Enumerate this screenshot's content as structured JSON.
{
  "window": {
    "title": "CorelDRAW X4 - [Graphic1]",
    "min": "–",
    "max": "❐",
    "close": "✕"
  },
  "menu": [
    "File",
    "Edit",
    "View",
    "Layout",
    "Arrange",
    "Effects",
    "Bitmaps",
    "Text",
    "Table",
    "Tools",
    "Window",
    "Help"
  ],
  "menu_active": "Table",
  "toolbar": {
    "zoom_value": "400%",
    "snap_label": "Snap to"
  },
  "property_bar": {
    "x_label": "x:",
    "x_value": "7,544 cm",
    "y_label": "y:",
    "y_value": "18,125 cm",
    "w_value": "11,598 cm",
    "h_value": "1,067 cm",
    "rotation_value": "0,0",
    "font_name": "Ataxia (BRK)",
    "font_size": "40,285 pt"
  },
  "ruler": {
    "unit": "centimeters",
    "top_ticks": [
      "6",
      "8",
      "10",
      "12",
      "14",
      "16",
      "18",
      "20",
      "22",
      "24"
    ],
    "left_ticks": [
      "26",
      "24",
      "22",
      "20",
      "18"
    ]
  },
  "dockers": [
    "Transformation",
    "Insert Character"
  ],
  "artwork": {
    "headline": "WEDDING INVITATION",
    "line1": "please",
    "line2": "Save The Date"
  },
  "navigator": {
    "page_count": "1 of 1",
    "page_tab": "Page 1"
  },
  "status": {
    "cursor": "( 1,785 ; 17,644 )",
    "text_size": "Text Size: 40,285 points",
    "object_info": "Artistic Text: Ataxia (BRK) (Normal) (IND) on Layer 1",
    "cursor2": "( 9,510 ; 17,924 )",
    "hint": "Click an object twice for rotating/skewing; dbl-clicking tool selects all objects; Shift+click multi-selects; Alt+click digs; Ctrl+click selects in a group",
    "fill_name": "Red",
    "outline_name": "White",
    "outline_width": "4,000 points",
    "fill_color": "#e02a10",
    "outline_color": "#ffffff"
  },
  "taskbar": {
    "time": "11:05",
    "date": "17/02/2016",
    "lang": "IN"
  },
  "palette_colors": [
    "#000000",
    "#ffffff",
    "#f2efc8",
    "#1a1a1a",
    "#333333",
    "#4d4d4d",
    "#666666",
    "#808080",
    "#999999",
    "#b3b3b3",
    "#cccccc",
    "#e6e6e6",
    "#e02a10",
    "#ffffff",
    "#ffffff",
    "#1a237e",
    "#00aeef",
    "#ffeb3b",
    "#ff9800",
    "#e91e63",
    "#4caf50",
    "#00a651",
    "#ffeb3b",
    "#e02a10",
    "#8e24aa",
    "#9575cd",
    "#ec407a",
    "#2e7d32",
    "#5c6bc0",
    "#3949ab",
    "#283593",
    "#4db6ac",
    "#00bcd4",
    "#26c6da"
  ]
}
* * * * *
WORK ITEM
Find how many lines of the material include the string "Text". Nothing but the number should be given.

SOLUTION BELOW
3